(RECORDS FOR THIS EXERCISE)
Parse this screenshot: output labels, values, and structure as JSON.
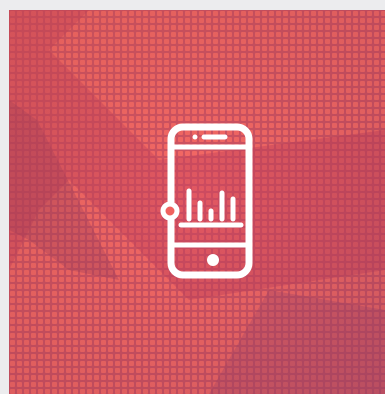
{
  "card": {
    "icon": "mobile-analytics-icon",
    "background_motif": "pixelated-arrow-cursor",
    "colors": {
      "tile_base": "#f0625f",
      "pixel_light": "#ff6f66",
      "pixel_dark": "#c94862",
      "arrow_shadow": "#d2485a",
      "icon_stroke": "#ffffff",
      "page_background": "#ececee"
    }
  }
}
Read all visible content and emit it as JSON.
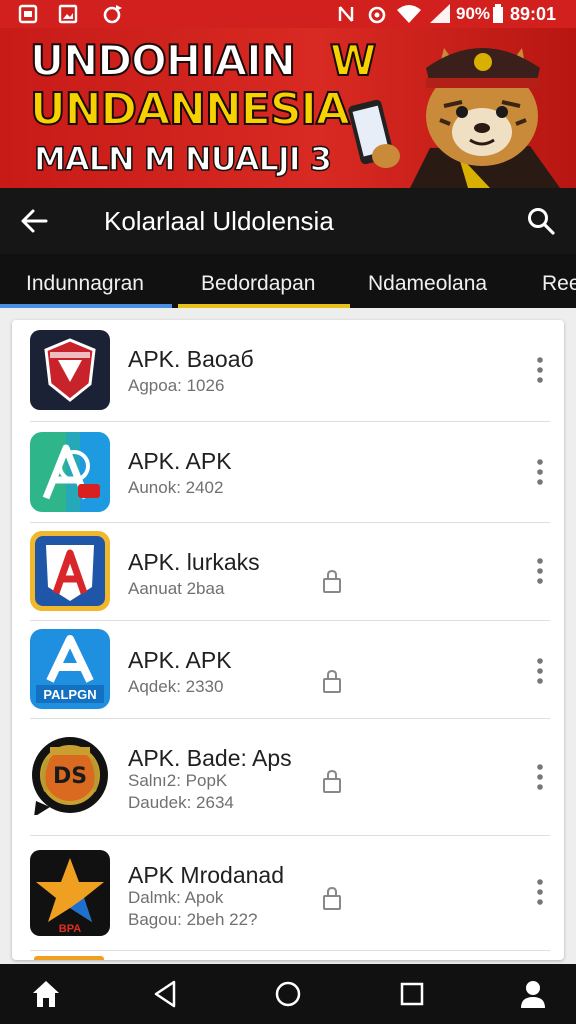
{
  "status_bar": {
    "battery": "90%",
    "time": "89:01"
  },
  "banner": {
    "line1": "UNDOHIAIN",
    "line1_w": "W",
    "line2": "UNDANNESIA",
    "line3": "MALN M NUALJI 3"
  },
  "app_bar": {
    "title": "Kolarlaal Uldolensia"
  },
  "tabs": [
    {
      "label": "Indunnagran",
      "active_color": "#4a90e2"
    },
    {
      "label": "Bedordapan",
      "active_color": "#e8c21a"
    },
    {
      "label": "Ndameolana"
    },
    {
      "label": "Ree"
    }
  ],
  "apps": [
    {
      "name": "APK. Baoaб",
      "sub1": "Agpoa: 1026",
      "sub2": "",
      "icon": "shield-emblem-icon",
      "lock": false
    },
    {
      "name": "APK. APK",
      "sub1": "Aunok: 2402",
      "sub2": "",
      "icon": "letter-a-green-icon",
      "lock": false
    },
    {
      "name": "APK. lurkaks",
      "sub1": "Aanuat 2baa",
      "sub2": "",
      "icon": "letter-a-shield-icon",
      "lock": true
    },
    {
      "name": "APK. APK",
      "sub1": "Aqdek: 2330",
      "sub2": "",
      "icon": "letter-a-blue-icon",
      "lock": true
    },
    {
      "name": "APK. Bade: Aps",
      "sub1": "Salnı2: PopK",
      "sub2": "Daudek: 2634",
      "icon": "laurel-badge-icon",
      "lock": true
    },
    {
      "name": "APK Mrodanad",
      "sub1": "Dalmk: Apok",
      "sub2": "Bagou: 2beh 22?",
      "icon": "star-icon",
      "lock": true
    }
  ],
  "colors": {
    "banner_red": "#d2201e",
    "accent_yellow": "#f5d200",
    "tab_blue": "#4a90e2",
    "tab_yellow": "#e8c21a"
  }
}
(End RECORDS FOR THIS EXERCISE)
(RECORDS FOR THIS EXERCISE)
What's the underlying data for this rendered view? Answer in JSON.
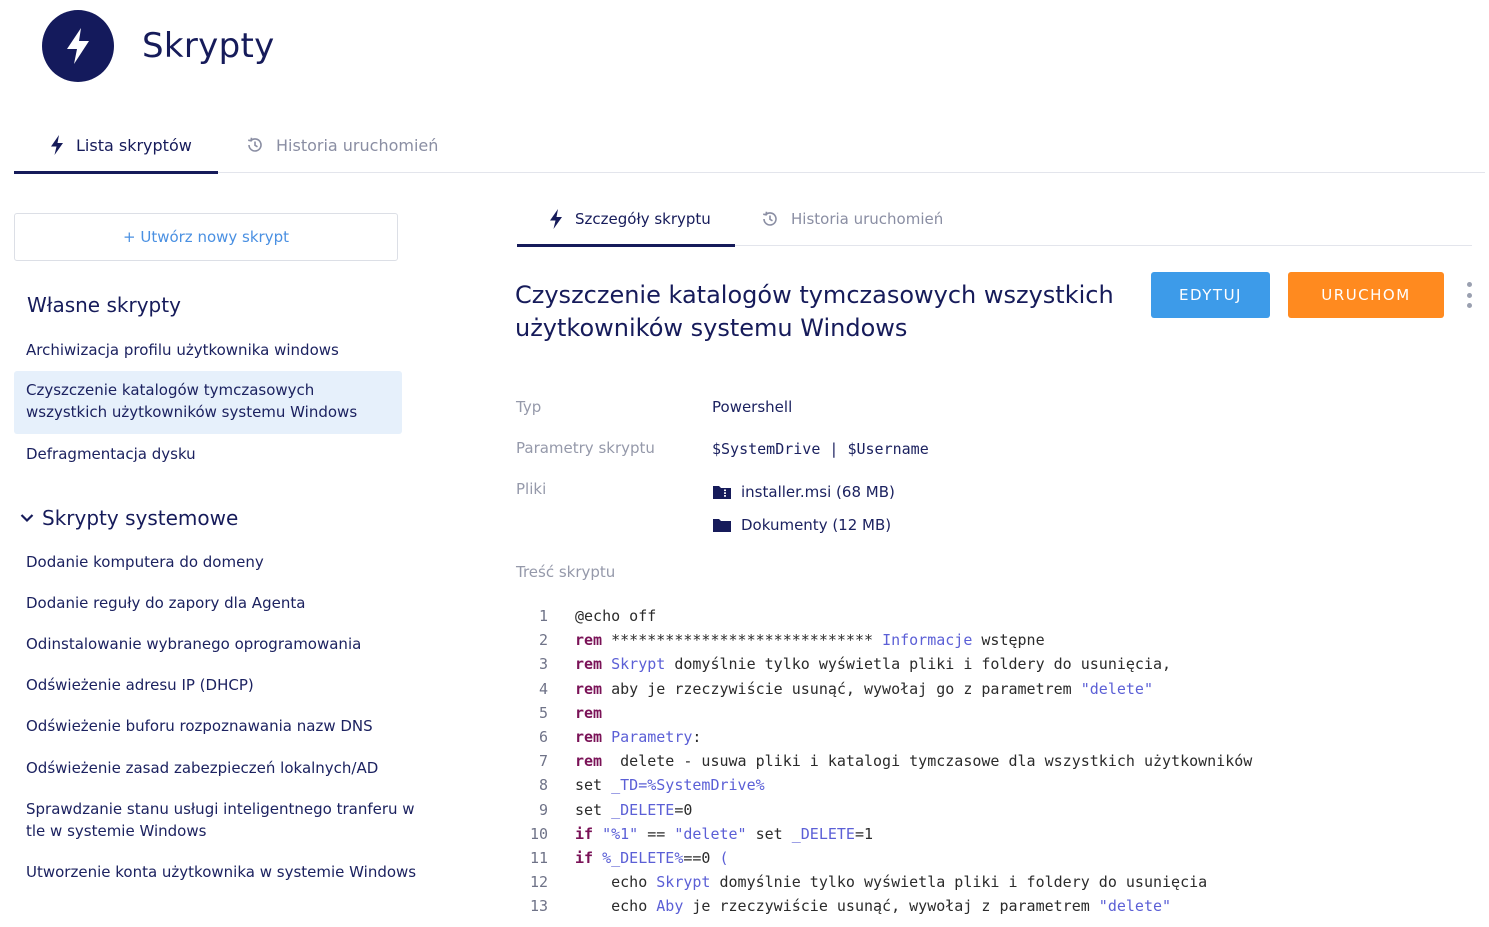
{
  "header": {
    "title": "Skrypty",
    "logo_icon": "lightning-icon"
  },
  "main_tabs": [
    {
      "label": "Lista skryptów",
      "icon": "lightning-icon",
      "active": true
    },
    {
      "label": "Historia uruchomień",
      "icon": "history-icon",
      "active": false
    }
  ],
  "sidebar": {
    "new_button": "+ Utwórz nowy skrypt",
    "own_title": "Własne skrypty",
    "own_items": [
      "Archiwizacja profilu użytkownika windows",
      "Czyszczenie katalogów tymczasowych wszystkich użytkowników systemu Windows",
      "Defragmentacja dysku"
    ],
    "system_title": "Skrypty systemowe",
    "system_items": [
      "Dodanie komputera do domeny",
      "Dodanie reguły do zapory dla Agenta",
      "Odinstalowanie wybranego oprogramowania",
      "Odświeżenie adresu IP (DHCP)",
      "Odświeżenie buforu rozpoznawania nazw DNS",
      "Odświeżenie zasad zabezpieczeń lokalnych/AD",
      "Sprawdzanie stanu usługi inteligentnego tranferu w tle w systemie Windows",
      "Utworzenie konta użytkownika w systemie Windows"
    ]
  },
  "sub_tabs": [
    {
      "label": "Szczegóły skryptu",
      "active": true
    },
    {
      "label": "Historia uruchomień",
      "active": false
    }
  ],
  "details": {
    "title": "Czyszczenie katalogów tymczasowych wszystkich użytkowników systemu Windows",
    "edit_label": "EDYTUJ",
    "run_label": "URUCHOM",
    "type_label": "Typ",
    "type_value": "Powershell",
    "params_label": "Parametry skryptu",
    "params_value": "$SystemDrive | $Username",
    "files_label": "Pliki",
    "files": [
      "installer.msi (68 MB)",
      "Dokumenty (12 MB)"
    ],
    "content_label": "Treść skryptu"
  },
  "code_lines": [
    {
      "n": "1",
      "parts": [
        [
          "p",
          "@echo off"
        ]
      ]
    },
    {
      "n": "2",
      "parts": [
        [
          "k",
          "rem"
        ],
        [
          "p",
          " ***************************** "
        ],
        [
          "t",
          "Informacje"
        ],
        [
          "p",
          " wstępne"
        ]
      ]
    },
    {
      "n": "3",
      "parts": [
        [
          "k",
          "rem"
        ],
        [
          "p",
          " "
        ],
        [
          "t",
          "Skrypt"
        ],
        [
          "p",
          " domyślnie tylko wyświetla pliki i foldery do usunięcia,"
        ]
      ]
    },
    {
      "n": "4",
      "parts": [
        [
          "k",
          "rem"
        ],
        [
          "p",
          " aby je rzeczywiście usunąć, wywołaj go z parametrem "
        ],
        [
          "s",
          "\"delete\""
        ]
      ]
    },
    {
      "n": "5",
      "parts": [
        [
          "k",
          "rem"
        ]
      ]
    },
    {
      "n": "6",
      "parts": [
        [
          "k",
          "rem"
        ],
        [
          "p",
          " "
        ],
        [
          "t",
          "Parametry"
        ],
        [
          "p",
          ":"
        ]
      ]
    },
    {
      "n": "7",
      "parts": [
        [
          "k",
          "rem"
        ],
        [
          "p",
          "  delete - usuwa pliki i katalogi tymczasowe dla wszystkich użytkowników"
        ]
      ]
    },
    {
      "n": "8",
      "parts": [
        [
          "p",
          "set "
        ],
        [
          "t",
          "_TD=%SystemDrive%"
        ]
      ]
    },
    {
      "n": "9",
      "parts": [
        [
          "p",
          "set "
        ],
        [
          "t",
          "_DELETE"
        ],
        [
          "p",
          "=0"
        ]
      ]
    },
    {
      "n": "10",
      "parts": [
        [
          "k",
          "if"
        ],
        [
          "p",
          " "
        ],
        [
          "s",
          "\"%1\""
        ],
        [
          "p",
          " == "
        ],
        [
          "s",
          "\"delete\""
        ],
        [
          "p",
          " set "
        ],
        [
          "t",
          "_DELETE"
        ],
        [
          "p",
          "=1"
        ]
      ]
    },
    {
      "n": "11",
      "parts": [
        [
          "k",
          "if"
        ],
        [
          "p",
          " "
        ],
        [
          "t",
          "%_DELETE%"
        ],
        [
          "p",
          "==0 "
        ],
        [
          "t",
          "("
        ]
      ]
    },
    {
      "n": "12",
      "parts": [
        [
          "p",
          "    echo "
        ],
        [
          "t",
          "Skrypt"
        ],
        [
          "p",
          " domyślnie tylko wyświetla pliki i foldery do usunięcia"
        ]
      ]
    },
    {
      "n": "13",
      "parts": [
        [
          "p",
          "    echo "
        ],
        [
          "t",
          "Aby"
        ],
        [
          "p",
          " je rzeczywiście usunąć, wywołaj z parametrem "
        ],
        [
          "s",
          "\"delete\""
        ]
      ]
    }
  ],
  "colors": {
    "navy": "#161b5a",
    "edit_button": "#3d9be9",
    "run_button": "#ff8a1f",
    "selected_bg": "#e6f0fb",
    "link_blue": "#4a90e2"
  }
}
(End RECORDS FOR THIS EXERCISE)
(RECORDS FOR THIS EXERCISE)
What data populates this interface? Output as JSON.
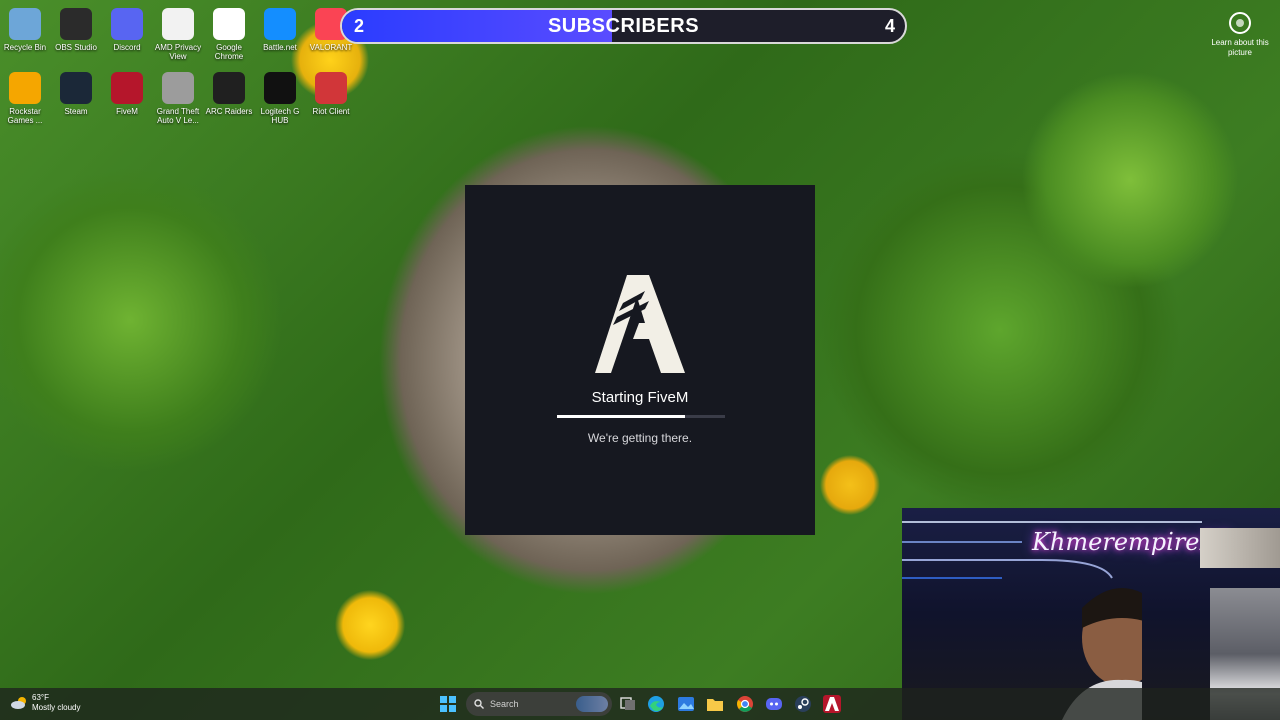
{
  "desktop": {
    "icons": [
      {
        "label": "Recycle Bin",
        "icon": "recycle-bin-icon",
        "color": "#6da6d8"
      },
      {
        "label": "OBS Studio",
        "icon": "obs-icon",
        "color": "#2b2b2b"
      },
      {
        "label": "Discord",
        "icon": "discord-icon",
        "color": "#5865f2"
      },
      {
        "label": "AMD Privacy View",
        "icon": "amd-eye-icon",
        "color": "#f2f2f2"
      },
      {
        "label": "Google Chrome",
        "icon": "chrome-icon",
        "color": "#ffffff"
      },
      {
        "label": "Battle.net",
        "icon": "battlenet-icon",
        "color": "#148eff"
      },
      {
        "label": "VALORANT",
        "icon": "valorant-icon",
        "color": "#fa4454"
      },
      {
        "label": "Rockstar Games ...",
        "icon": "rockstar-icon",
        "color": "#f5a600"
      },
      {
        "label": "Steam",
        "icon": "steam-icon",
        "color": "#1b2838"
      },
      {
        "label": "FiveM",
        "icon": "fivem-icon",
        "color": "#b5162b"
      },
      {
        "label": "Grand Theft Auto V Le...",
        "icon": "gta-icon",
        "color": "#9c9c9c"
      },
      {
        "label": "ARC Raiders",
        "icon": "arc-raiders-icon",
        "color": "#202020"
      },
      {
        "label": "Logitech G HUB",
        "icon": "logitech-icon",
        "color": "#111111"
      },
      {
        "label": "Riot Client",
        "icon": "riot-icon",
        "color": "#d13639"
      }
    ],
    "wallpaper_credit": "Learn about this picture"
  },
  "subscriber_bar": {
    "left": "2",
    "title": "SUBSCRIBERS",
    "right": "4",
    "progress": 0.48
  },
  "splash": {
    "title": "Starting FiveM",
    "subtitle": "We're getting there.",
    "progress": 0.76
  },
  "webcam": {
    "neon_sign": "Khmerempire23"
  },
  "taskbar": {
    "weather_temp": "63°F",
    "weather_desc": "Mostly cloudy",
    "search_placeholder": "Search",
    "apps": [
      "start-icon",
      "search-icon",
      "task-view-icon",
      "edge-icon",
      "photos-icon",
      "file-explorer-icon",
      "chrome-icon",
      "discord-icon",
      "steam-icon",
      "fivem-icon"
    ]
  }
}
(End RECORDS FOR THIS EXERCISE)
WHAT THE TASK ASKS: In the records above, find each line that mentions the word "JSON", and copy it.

RESPONSE:
Parse this screenshot: output labels, values, and structure as JSON.
Read all visible content and emit it as JSON.
What's the underlying data for this rendered view? Answer in JSON.
What data populates this interface? Output as JSON.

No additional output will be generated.